An Unequal World.
Anne Carbon. 9th October 2021
Every 10th of October, memories of my experience working with mentally ill people when I was in Peru, always comes to the fore. Those years have actually been a privileged time for me because I was able to hear, see and hold the sacred stories of how the individuals and their loved ones actually went through, witnessing the painful ordeal of someone having mental illness. Unlike any other illnesses unfortunately, mental illness is considered a long term illness. I always think that mental illness is one of the gigantic problems, or I must say, a neglected illness in the whole area or field of health care that usually no one wants to pay attention to. And it is a fact that the first world psychiatric services and mental health care have been always prominent and obviously it is even more prominent now. Looking at this on one side and third world psychiatry on the other side, one could right away say, it is an unequal and sad reality!
This year’s theme, “An Unequal World”, I think is very timely. Perhaps we could begin looking beyond our comfort zones and see what is happening around us. As we thoroughly gaze in wherever place we are in right now, we can clearly see how wide the gap between the poor people and the rich has become. And if we could extend that gaze towards further horizon, we could enumerate even more countless inequalities happening around us -racial, ethnicity, sexual orientation, denial of human rights, ill treatments of women, access to medical health care, social status at all levels, our very own wounded Mother Earth- stripped off of its natural resources and leaving the poorer countries suffer the consequences of the damage done as a result of the wrong decisions and the unjust actions of the richer countries, and the list could go on…

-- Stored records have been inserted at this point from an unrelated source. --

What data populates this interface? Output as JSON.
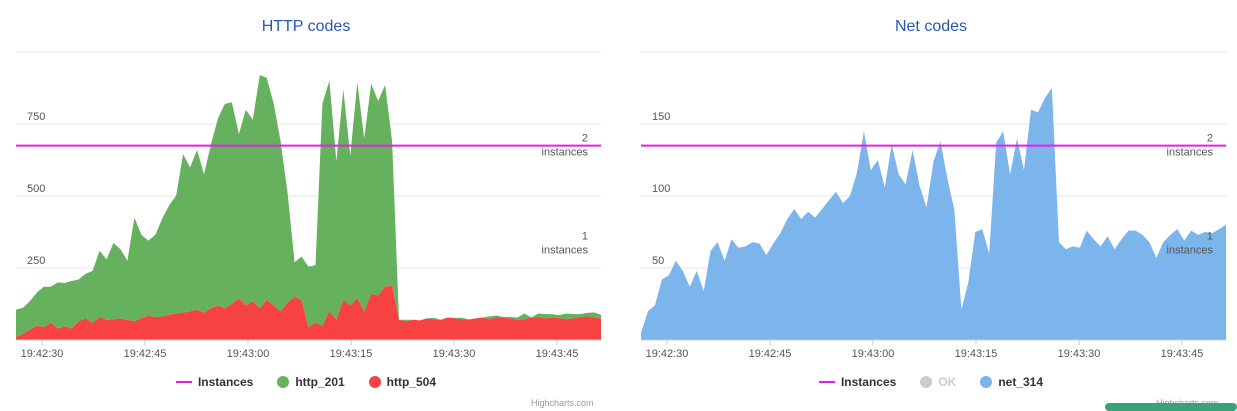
{
  "chart_data": [
    {
      "type": "area",
      "title": "HTTP codes",
      "stacked": true,
      "x_labels": [
        "19:42:30",
        "19:42:45",
        "19:43:00",
        "19:43:15",
        "19:43:30",
        "19:43:45"
      ],
      "ylim": [
        0,
        1000
      ],
      "y_ticks": [
        250,
        500,
        750
      ],
      "grid": true,
      "legend_position": "bottom-center",
      "plot_lines": [
        {
          "value": 675,
          "line1": "2",
          "line2": "instances",
          "color": "#e81ee8",
          "drawn": true
        },
        {
          "value": 335,
          "line1": "1",
          "line2": "instances",
          "color": "#e81ee8",
          "drawn": false
        }
      ],
      "legend": [
        {
          "name": "Instances",
          "symbol": "line",
          "color": "#e81ee8",
          "disabled": false
        },
        {
          "name": "http_201",
          "symbol": "dot",
          "color": "#65b15d",
          "disabled": false
        },
        {
          "name": "http_504",
          "symbol": "dot",
          "color": "#f74242",
          "disabled": false
        }
      ],
      "series": [
        {
          "name": "http_504",
          "color": "#f74242",
          "values": [
            10,
            22,
            35,
            50,
            45,
            60,
            40,
            48,
            40,
            65,
            75,
            60,
            80,
            70,
            72,
            75,
            70,
            65,
            75,
            85,
            80,
            82,
            88,
            92,
            95,
            100,
            105,
            95,
            110,
            120,
            110,
            125,
            145,
            120,
            135,
            110,
            140,
            120,
            100,
            130,
            150,
            140,
            45,
            60,
            50,
            100,
            70,
            140,
            120,
            145,
            100,
            160,
            155,
            185,
            190,
            70,
            65,
            70,
            68,
            75,
            72,
            70,
            78,
            75,
            72,
            70,
            75,
            78,
            72,
            80,
            78,
            75,
            70,
            72,
            78,
            80,
            75,
            78,
            76,
            72,
            75,
            80,
            82,
            78,
            75
          ]
        },
        {
          "name": "http_201",
          "color": "#65b15d",
          "values": [
            95,
            90,
            100,
            115,
            140,
            125,
            160,
            150,
            165,
            145,
            155,
            180,
            230,
            210,
            265,
            240,
            205,
            360,
            290,
            260,
            285,
            340,
            380,
            410,
            550,
            500,
            555,
            480,
            570,
            650,
            710,
            700,
            570,
            680,
            630,
            810,
            770,
            700,
            590,
            380,
            120,
            150,
            210,
            200,
            770,
            800,
            550,
            730,
            520,
            750,
            600,
            730,
            675,
            700,
            500,
            0,
            5,
            0,
            0,
            0,
            5,
            0,
            0,
            2,
            5,
            2,
            0,
            0,
            10,
            5,
            2,
            5,
            8,
            20,
            0,
            12,
            15,
            12,
            10,
            20,
            15,
            10,
            12,
            18,
            12
          ]
        }
      ]
    },
    {
      "type": "area",
      "title": "Net codes",
      "stacked": false,
      "x_labels": [
        "19:42:30",
        "19:42:45",
        "19:43:00",
        "19:43:15",
        "19:43:30",
        "19:43:45"
      ],
      "ylim": [
        0,
        200
      ],
      "y_ticks": [
        50,
        100,
        150
      ],
      "grid": true,
      "legend_position": "bottom-center",
      "plot_lines": [
        {
          "value": 135,
          "line1": "2",
          "line2": "instances",
          "color": "#e81ee8",
          "drawn": true
        },
        {
          "value": 67,
          "line1": "1",
          "line2": "instances",
          "color": "#e81ee8",
          "drawn": false
        }
      ],
      "legend": [
        {
          "name": "Instances",
          "symbol": "line",
          "color": "#e81ee8",
          "disabled": false
        },
        {
          "name": "OK",
          "symbol": "dot",
          "color": "#cccccc",
          "disabled": true
        },
        {
          "name": "net_314",
          "symbol": "dot",
          "color": "#7cb5ec",
          "disabled": false
        }
      ],
      "series": [
        {
          "name": "net_314",
          "color": "#7cb5ec",
          "values": [
            5,
            20,
            24,
            42,
            45,
            55,
            48,
            37,
            48,
            34,
            62,
            68,
            55,
            70,
            64,
            65,
            68,
            67,
            59,
            67,
            74,
            84,
            91,
            84,
            89,
            85,
            91,
            97,
            103,
            95,
            100,
            116,
            145,
            118,
            125,
            106,
            136,
            115,
            108,
            132,
            107,
            92,
            124,
            138,
            112,
            90,
            21,
            40,
            75,
            77,
            60,
            137,
            145,
            115,
            140,
            118,
            160,
            158,
            168,
            175,
            68,
            63,
            65,
            64,
            76,
            70,
            65,
            72,
            63,
            70,
            76,
            76,
            73,
            68,
            57,
            68,
            73,
            77,
            69,
            76,
            73,
            75,
            74,
            77,
            80
          ]
        }
      ]
    }
  ],
  "panels": [
    {
      "title": "HTTP codes",
      "credits": "Highcharts.com"
    },
    {
      "title": "Net codes",
      "credits": "Highcharts.com"
    }
  ]
}
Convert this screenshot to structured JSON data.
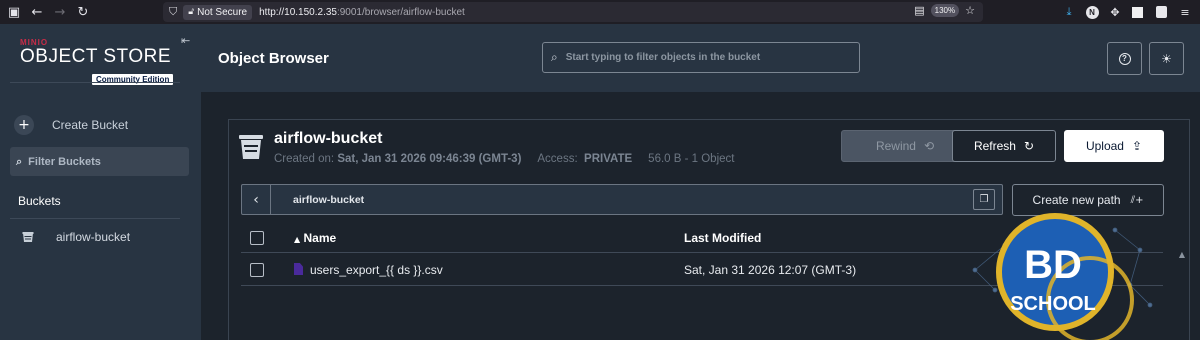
{
  "browser": {
    "security_label": "Not Secure",
    "url_host": "http://10.150.2.35",
    "url_path": ":9001/browser/airflow-bucket",
    "zoom": "130%"
  },
  "sidebar": {
    "brand_top": "MINIO",
    "brand_main": "OBJECT STORE",
    "brand_edition": "Community Edition",
    "create_bucket_label": "Create Bucket",
    "filter_buckets_label": "Filter Buckets",
    "buckets_title": "Buckets",
    "buckets": [
      {
        "label": "airflow-bucket"
      }
    ]
  },
  "header": {
    "title": "Object Browser",
    "search_placeholder": "Start typing to filter objects in the bucket"
  },
  "bucket": {
    "name": "airflow-bucket",
    "created_label": "Created on:",
    "created_value": "Sat, Jan 31 2026 09:46:39 (GMT-3)",
    "access_label": "Access:",
    "access_value": "PRIVATE",
    "usage": "56.0 B - 1 Object"
  },
  "actions": {
    "rewind": "Rewind",
    "refresh": "Refresh",
    "upload": "Upload",
    "create_path": "Create new path"
  },
  "path": {
    "current": "airflow-bucket"
  },
  "table": {
    "columns": [
      "Name",
      "Last Modified"
    ],
    "rows": [
      {
        "name": "users_export_{{ ds }}.csv",
        "last_modified": "Sat, Jan 31 2026 12:07 (GMT-3)"
      }
    ]
  },
  "watermark": {
    "line1": "BD",
    "line2": "SCHOOL"
  },
  "colors": {
    "sidebar_bg": "#283442",
    "main_bg": "#1c232c",
    "accent_red": "#c72c48",
    "watermark_gold": "#e0b42a",
    "watermark_blue": "#1d5fb4"
  }
}
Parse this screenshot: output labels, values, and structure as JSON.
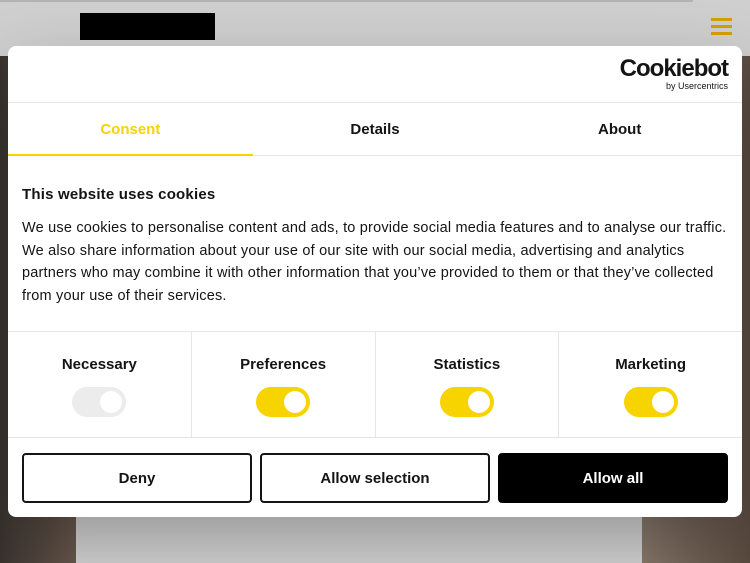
{
  "dialog": {
    "brand": {
      "name": "Cookiebot",
      "by": "by Usercentrics"
    },
    "tabs": [
      {
        "label": "Consent",
        "active": true
      },
      {
        "label": "Details",
        "active": false
      },
      {
        "label": "About",
        "active": false
      }
    ],
    "heading": "This website uses cookies",
    "description": "We use cookies to personalise content and ads, to provide social media features and to analyse our traffic. We also share information about your use of our site with our social media, advertising and analytics partners who may combine it with other information that you’ve provided to them or that they’ve collected from your use of their services.",
    "toggles": [
      {
        "label": "Necessary",
        "on": true,
        "disabled": true
      },
      {
        "label": "Preferences",
        "on": true,
        "disabled": false
      },
      {
        "label": "Statistics",
        "on": true,
        "disabled": false
      },
      {
        "label": "Marketing",
        "on": true,
        "disabled": false
      }
    ],
    "buttons": {
      "deny": "Deny",
      "allow_selection": "Allow selection",
      "allow_all": "Allow all"
    }
  },
  "colors": {
    "accent": "#f7d300",
    "menu_icon": "#d4a000",
    "text": "#141414"
  }
}
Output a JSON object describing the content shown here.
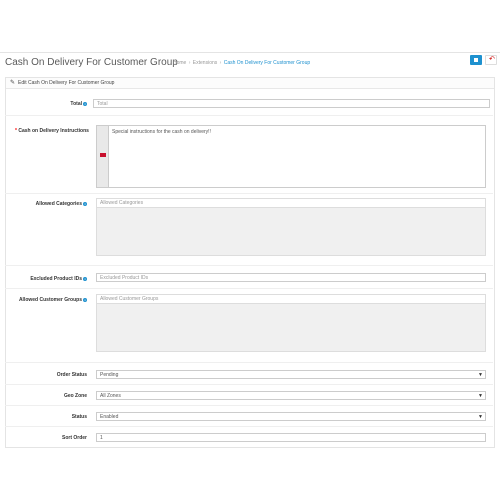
{
  "header": {
    "title": "Cash On Delivery For Customer Group",
    "breadcrumb": [
      "Home",
      "Extensions",
      "Cash On Delivery For Customer Group"
    ],
    "save_icon": "save-icon",
    "back_icon": "reply-icon"
  },
  "panel": {
    "heading": "Edit Cash On Delivery For Customer Group",
    "heading_icon": "pencil-icon"
  },
  "form": {
    "total": {
      "label": "Total",
      "placeholder": "Total"
    },
    "instructions": {
      "label": "Cash on Delivery Instructions",
      "value": "Special instructions for the cash on delivery!!",
      "language_flag": "uk-flag-icon"
    },
    "categories": {
      "label": "Allowed Categories",
      "placeholder": "Allowed Categories"
    },
    "excluded_products": {
      "label": "Excluded Product IDs",
      "placeholder": "Excluded Product IDs"
    },
    "customer_groups": {
      "label": "Allowed Customer Groups",
      "placeholder": "Allowed Customer Groups"
    },
    "order_status": {
      "label": "Order Status",
      "value": "Pending"
    },
    "geo_zone": {
      "label": "Geo Zone",
      "value": "All Zones"
    },
    "status": {
      "label": "Status",
      "value": "Enabled"
    },
    "sort_order": {
      "label": "Sort Order",
      "value": "1"
    }
  },
  "colors": {
    "accent": "#1e91cf",
    "required": "#ff0000",
    "back": "#cc0000"
  }
}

Our present situation with COVID 19 is another concrete example of how we are living in a very unjust world! While some countries are already receiving their booster dose of the vaccines, billions of people in the developing countries have not even receive their first dose yet! The pandemic has affected all people in many ways, at all levels and this time even the rich people were not prepared for this. Through this situation that we have been living with for almost two years now allowed me to be confronted with soul- searching questions, leading me to some realizations which I am sure all of us, in one way or another, have also experienced and are invited to face and embrace.
It has been a time of so much uncertainty. We have been ushered to this situation without wanting it, into a liminal space. We could relate to what Fr. Richard Rohr stated: “we grapple from leaving and entering into a new way of being and we are hesitant to step into an open space of threshold that leads to nowhere”. And I must admit that many times, I grappled and found it challenging to face the invitation to pause, embrace and to let things be, when I sometimes find the circumstances and the reality around me looking opposite to my values, perspectives and beliefs in life.
Why I am writing this? I am writing this because I feel helpless, ashamed and perhaps a little frustrated. Lately, I have noticed that the number of beggars around the area has increased. I see faces of children, younger people of both sexes, women, men, older people and not to forget the physically and mentally challenged individuals. Today, I went to the market to buy fruits and some essential things for our house. As always, I am surrounded by more than 5 of them, begging for food and medicine. I am wondering…maybe it is because I look like Chinese lady- a kind of look associated with money that is why they were flocking and moving around me at the marketplace.
It would be a great challenge to start giving because as soon as I start giving to one, 10 other more would come! I could see the desperation in their eyes, with an emaciated look- feeling the pain and hunger. I honestly feel ashamed and feeling so uncomfortable, carrying the food with me and not being able to share with them as much as I wanted to. In a way, I am grateful that I am wearing a face mask to hide my shame, my sad face, my frustration, my teary eye…
I know that somewhere out there, billions of our brothers and sisters are living in isolation, pushed to the margins, forgotten, hungry and victims of our unjust society. This social problem is a herculean task and a responsibility for each one of us. We all have a role to play in addressing these disparities. Hopefully, with all the concerted efforts from different organizations, humanitarian groups and even small initiatives, we can channel help and provide an opportunity for all of us to act together and aim at how inequality can be addressed. In my own little way, I could only embrace my helplessness, vulnerability and frustrations in the light of faith. I trust that God will give me the wisdom and the grace to partake love and compassion to those suffering and who are in great need around me.
As we celebrate the World Mental Health Day, let us remember in a special way people who are mentally disturbed and all those who are suffering from all forms of inequality. May we continue to be more conscious on how we live. Strive in promoting life around us knowing how interconnected we all are and to live through what Mahatma Gandhi said, “To live simply so that others may simply live.”